heart shaped balloons in the sky
Photo by Unsplash

February is the month of fun and love and Valentine’s Day is celebrated with your loved ones and friends in Japan. Prepare for the celebration of love and romance by shopping for gifts early. Supermarkets or department stores in big malls like Isetan and Daimaru are a shopping paradise with their comprehensive showcase of everything Valentine-related like chocolates, cookies, and macarons. From artisan and designer chocolates to exclusive Valentine’s Day specials to sweets from small neighbourhood shops, you can be creative with your gift-giving. Some bigger malls even host Valentine’s Day food and dessert fairs for your one-stop shopping. 


Valentine's Day CookiesPhoto by pixabay

The Japanese love limited edition, gentaiben (日本限定版) food and Valentine’s Day is the occasion to have limited edition snacks. Get ready to see all shades of red and pink and many hearts all over shops tempting both women and men with everything sweet.

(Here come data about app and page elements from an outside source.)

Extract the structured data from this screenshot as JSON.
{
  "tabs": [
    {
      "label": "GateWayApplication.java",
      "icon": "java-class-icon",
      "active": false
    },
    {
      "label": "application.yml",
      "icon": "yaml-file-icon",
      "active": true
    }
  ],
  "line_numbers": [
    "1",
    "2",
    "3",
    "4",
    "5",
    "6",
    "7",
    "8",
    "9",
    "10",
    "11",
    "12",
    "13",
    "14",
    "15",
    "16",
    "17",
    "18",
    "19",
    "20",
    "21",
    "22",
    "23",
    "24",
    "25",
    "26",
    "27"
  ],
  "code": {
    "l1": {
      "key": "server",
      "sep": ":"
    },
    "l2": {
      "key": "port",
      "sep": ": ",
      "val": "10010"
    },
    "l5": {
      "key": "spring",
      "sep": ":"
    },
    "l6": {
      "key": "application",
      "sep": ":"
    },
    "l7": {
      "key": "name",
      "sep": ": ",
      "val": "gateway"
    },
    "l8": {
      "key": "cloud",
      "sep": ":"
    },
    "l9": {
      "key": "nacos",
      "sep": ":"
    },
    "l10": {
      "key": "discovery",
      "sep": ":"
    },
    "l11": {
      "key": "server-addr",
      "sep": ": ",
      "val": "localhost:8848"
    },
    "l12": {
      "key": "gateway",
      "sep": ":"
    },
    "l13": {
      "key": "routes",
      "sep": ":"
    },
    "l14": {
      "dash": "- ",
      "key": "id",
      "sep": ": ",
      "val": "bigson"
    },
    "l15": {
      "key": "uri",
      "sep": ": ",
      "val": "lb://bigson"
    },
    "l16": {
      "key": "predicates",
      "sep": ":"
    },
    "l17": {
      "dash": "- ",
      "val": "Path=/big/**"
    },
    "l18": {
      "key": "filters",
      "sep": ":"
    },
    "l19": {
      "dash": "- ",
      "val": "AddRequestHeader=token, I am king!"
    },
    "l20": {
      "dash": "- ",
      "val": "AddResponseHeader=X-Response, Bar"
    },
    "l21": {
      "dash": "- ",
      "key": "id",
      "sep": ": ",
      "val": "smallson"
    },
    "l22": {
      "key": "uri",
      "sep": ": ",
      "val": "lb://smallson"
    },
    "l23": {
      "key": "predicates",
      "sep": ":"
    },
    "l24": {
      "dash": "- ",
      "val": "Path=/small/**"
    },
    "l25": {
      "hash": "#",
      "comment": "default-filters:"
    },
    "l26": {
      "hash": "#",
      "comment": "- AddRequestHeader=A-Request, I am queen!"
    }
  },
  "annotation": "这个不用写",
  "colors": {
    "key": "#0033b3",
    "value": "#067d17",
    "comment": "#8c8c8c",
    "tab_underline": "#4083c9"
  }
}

Valentine’s Day is a busy day for restaurants so book your dinner spot early, especially if you are looking forward to a romantic dinner with great food and romantic ambience. Some restaurants have special menus just for Valentine’s Day that feature seasonal ingredients.


A marriage ema wooden plaque
Praying for love and marriage in Tottori’s Hakuto Shrine | Photo by Wendy Ng

Some people like to visit shrines on Valentine’s Day to seek blessings for their love life and marriage. There are some shrines that “specialise” in romance luck and you can buy special love-themed charms, omamori (御守) to get more love power! Everyday can be a Valentine’s Day so embrace the romance of your daily life by treating your family and friends with love and kindness. 


Celebrate Valentine’s Day with JAPAN RAIL CLUB

Are you in the mood for love? Feel and spread the love this February with JAPAN RAIL CLUB’s Omiyage Snack Box “With Love, Izu”! The romantic collection of snacks, curated in collaboration with JR East Yokohama Branch, features exclusive treats sourced from Izu Peninsula in Shizuoka Prefecture and other regions in Japan. 

Here’s a preview of the delights you can share with your friends and that special someone: Saphir Odoriko Sand Cookies, Shiroebi Senbei Heart-shaped Glass Shrimp Rice Crackers, and Chocolate Arare (Strawberry). Want more spice in your love life? Try the exclusive snacks made with high-quality wasabi from Shizuoka Prefecture like Izu Wasabi Pistachio, a delicious debut from our February Maker, Kameya Foods, and Daships (wasabi and dashi infused chips). 

Start the Valentine’s Day snack feast and apply promo code “IZUOFF3” or “IZUOFF6” for extra savings while pampering yourself and your loved ones with Japanese snacks this February 2024! 


With love,
Wendy Ng